Shop local and buy local as much as possible. I’m well aware that this won’t suit all or be feasible for a few but you’re better off buying as much as you can of local produce and from local suppliers. If beer is your thing (it’s mine anyway) then instead of getting that 8 pack of Guinness or Heineken pick up 3 or 4 bottles of your favourite tipple from Mescan near Westport or Reel Deel brewing in Crossmolina. Sure if you don’t try them you’ll never know if you like them or not, but at least you’ll be putting money into pockets of lads who live in the county, as opposed to shareholders from abroad.
Staycations: you can always holiday in one of the many beautiful parts of the county. I’ve endeavored to do this as much as I can the last few years and it might be easier for me to convince my mrs that leaving Dublin to holiday in Mayo is the right thing to do. Oddly enough my Parents and I used to holiday in Dugort most years, when Slievemore was the view from our home house – unless there was heavy rain and you could not see it. We are spoilt for good, clean beaches in Mayo and Staycations are the way forward.

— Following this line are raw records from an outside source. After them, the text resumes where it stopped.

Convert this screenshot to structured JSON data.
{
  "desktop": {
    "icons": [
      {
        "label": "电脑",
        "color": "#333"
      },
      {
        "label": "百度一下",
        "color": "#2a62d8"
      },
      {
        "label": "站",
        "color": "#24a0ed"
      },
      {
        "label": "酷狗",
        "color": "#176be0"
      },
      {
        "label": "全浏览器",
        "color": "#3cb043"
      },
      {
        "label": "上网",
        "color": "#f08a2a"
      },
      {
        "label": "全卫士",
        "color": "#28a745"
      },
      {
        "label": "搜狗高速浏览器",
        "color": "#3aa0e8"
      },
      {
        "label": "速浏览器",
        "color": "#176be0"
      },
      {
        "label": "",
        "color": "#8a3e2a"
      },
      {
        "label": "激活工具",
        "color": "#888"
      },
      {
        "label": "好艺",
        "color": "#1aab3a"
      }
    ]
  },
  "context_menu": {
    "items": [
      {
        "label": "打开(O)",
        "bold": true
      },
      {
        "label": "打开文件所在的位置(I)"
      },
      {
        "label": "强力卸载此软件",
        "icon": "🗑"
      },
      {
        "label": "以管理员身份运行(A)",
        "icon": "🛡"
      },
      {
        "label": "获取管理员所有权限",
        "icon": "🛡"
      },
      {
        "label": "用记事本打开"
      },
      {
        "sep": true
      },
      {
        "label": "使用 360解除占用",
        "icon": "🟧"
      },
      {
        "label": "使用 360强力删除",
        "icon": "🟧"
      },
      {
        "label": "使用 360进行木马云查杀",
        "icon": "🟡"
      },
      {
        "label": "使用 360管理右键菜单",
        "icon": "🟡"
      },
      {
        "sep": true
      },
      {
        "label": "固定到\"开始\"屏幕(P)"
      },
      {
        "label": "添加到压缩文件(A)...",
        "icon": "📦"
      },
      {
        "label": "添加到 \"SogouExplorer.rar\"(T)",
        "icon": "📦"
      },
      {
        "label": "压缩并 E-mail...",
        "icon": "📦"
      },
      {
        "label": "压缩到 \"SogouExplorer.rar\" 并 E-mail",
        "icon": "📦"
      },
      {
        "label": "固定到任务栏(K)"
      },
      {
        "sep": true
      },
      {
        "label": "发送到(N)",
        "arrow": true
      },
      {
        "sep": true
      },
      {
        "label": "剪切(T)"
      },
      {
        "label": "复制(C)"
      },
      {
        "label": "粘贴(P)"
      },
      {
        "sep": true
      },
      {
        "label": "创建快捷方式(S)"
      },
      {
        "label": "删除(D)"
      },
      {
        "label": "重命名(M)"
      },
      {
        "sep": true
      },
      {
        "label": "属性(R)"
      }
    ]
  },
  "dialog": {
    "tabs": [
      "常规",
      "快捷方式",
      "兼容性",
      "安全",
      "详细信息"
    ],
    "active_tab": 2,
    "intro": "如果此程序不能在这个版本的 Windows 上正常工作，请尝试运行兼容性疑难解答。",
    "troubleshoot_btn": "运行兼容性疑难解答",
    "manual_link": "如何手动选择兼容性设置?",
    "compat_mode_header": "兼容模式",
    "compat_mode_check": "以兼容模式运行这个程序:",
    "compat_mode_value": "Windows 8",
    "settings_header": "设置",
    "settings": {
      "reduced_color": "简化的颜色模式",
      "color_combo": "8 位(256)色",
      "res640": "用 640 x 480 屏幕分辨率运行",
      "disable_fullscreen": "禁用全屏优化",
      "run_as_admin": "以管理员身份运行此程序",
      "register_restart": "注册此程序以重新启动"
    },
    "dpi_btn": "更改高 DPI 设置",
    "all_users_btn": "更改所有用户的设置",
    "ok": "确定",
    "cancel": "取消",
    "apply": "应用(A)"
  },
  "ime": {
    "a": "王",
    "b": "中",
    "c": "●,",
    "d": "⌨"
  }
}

Promote Promote Promote – tell people about these things and tell them what you’ve discovered, done, enjoyed etc. The more that hear about it the more that know. All the better if the person is from outside of the County.
The Road Network – being from the very north westerly part of the County I probably have more to moan about than many on this point, but we won’t get anywhere if we can’t get there. Travelling the R312 road from Bellacorick to Castlebar is nearly a death sentence for anyone from Erris in need of hospital care in Castlebar. There is some spectacular scenery but as a wise woman from Snugboro once told me, “you can’t eat your view”. I know there is a vast amount of money being spent on the road between Castlebar and Westport and with the challenges the economy is about to face the money that will be spent, a good bit of it locally, can only help. By the same token – I saw plenty of moaning from certain quarters in our own county at the time and rather than seeing the positives on this particular improvement.
There’s a whole lot more that’s possible and that people themselves can do to help and to see to it that more is done to improve the fortunes of the county, on the field and off it too.